Nigeria's new army chief drove to the frontline of the war on Boko Haram and narrowly missed an ambush that killed one soldier and wounded two.

The ambushed advance team nonetheless gunned down five insurgents and arrested five on Friday's drive down the most dangerous stretch of road in Nigeria, from Maiduguri, the northeastern city where Nigeria's Islamic uprising was born, northeast to Ngala, on the Cameroon border.

The 140-kilometer (90-mile) ride took four hours with stops, including for soldiers to check for land mines.

An AP reporter in the 20-vehicle convoy drove past burned-out vehicles littering the road until recently controlled by the Islamic extremists. Weeds have overtaken villages once thriving with farmers and cattle herders.

Army chief Lt. Gen. Tukur Buratai stopped at Mafa to tell troops of the 112 Battalion to "keep on with the good job" of forcing out the insurgents and urging them on because "there is more work to be done."

A few kilometers down the road, soldiers with binoculars spotted insurgents hiding in a herd of cattle. Buratai called the convoy to a halt and soldiers arrested the militants, who said they had helped ambush the advance team.

Buratai ordered the body of the dead soldier and his two wounded comrades be conveyed to the nearest hospital.

Nigeria's military has said it has been plagued by leaked information from Boko Haram sympathizers in its ranks.

Corruption has robbed soldiers of pay and equipment, a problem the country's new president, Muhammadu Buhari, has promised to remedy.

Buhari was elected in March on a promise to crush the 6-year-old uprising that has killed 20,000 people and spilled across Nigeria's borders.

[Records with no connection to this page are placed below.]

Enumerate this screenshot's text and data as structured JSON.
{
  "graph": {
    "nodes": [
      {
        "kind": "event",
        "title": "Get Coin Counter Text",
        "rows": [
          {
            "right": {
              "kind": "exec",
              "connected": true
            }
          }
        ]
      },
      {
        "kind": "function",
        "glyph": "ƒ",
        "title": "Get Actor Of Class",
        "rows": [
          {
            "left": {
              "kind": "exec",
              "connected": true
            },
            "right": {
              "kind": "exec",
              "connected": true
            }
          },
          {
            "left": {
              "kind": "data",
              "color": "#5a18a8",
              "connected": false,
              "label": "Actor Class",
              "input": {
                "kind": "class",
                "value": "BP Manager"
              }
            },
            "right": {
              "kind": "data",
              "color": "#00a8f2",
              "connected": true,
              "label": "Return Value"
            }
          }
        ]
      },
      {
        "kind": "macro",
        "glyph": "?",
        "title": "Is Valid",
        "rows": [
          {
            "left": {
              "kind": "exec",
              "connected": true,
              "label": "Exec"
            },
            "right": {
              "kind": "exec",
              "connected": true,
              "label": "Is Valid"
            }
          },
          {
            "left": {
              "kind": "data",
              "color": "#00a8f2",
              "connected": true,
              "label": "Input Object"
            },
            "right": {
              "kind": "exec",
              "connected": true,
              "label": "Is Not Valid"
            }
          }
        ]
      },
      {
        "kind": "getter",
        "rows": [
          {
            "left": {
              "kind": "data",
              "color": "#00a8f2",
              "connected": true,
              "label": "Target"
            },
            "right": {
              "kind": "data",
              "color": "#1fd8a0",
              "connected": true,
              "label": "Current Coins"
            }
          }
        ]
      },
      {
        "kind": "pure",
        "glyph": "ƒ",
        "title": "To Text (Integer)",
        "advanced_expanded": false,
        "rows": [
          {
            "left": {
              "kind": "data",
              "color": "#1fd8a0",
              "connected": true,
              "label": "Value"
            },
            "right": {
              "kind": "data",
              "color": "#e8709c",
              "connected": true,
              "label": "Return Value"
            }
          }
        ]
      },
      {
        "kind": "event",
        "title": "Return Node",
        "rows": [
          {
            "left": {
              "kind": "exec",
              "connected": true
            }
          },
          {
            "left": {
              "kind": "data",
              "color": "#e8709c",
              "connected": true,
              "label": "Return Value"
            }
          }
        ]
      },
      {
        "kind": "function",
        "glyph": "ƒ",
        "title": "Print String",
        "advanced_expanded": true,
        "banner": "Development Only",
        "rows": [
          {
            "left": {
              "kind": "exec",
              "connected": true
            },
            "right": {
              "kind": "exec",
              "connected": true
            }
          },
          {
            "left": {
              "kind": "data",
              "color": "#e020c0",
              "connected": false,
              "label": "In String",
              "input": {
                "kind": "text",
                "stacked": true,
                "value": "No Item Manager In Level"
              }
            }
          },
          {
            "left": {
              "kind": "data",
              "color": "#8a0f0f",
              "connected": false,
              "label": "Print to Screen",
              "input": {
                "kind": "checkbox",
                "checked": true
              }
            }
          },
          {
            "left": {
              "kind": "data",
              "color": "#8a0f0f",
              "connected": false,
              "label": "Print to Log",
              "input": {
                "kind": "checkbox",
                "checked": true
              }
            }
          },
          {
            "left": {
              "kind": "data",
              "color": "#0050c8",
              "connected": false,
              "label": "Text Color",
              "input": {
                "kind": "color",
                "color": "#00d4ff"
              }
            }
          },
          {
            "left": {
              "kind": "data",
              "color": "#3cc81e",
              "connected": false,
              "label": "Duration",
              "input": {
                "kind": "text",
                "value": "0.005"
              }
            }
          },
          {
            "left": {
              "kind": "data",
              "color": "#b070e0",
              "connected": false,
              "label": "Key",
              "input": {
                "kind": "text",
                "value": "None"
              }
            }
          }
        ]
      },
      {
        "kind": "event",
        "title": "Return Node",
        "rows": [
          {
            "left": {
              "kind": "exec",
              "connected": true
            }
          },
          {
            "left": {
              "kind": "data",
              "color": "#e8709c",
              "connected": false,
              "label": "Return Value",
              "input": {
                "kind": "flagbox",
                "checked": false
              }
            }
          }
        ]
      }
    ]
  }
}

Buratai's trip was an example of the new regimen. He stopped to chat with 4,000 refugees camped in Dikwa town. They cheered him for bringing soldiers to save them after the extremists killed five of them on Thursday night.